> _Items from an interface collection_

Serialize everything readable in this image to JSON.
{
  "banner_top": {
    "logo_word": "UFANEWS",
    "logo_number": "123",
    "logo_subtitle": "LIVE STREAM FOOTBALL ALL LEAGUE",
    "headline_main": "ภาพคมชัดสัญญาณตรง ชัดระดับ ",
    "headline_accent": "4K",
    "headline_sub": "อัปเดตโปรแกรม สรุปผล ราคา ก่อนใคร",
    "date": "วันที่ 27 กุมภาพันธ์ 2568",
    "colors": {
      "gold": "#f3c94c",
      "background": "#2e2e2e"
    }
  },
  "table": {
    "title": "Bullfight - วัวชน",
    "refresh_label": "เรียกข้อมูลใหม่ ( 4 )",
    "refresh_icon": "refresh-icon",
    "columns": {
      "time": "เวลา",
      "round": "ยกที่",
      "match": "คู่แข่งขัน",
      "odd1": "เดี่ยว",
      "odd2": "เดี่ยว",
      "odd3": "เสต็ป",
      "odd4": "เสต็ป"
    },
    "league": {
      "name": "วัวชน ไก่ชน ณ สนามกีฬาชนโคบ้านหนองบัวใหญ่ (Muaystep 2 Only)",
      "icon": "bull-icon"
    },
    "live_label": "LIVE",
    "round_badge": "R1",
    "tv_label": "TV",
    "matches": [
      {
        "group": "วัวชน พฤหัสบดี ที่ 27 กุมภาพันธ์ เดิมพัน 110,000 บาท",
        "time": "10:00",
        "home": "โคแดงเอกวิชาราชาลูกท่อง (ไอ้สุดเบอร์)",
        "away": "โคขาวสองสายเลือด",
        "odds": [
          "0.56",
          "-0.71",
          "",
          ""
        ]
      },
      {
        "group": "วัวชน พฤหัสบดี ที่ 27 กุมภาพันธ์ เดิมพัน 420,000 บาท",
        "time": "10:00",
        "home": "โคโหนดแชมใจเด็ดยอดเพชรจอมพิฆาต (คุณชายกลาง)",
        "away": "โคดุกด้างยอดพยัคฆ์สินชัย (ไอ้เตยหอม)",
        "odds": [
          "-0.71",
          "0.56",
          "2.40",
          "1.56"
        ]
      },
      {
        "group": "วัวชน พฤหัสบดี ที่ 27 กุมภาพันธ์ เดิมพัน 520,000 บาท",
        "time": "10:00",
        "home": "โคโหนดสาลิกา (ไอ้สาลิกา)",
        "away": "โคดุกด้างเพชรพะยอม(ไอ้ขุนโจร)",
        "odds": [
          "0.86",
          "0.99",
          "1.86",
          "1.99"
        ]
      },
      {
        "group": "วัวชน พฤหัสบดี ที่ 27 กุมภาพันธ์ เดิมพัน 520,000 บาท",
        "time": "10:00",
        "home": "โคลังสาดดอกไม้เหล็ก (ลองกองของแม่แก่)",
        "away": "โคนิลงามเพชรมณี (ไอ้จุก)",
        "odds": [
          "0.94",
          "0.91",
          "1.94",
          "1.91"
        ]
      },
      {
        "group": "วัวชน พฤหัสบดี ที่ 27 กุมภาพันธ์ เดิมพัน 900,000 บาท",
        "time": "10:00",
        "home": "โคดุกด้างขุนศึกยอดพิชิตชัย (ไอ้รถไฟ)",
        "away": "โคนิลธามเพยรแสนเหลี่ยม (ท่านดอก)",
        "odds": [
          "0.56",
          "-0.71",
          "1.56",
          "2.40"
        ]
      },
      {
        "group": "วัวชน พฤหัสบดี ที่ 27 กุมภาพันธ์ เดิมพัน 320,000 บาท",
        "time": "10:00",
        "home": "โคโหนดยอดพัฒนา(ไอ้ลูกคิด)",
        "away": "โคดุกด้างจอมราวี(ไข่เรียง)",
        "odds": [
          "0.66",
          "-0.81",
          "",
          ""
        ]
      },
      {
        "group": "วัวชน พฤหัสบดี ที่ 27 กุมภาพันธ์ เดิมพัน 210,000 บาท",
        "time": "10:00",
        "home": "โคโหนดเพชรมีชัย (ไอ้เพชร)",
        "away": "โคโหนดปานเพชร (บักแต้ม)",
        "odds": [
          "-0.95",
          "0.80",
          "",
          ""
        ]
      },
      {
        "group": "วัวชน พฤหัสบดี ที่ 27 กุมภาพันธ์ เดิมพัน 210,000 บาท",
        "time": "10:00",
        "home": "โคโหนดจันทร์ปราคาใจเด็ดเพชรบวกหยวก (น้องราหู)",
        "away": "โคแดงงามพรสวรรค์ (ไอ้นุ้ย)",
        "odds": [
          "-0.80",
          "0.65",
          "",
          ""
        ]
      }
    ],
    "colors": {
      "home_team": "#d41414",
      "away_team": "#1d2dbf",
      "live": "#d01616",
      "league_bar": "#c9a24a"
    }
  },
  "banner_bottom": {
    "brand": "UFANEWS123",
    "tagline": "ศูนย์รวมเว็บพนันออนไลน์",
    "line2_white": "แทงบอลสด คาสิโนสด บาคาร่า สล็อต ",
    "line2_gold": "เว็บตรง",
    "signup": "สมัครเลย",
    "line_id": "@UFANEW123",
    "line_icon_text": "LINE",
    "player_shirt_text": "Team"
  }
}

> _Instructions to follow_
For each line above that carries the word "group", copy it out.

> _Response below_
        "group": "วัวชน พฤหัสบดี ที่ 27 กุมภาพันธ์ เดิมพัน 110,000 บาท",
        "group": "วัวชน พฤหัสบดี ที่ 27 กุมภาพันธ์ เดิมพัน 420,000 บาท",
        "group": "วัวชน พฤหัสบดี ที่ 27 กุมภาพันธ์ เดิมพัน 520,000 บาท",
        "group": "วัวชน พฤหัสบดี ที่ 27 กุมภาพันธ์ เดิมพัน 520,000 บาท",
        "group": "วัวชน พฤหัสบดี ที่ 27 กุมภาพันธ์ เดิมพัน 900,000 บาท",
        "group": "วัวชน พฤหัสบดี ที่ 27 กุมภาพันธ์ เดิมพัน 320,000 บาท",
        "group": "วัวชน พฤหัสบดี ที่ 27 กุมภาพันธ์ เดิมพัน 210,000 บาท",
        "group": "วัวชน พฤหัสบดี ที่ 27 กุมภาพันธ์ เดิมพัน 210,000 บาท",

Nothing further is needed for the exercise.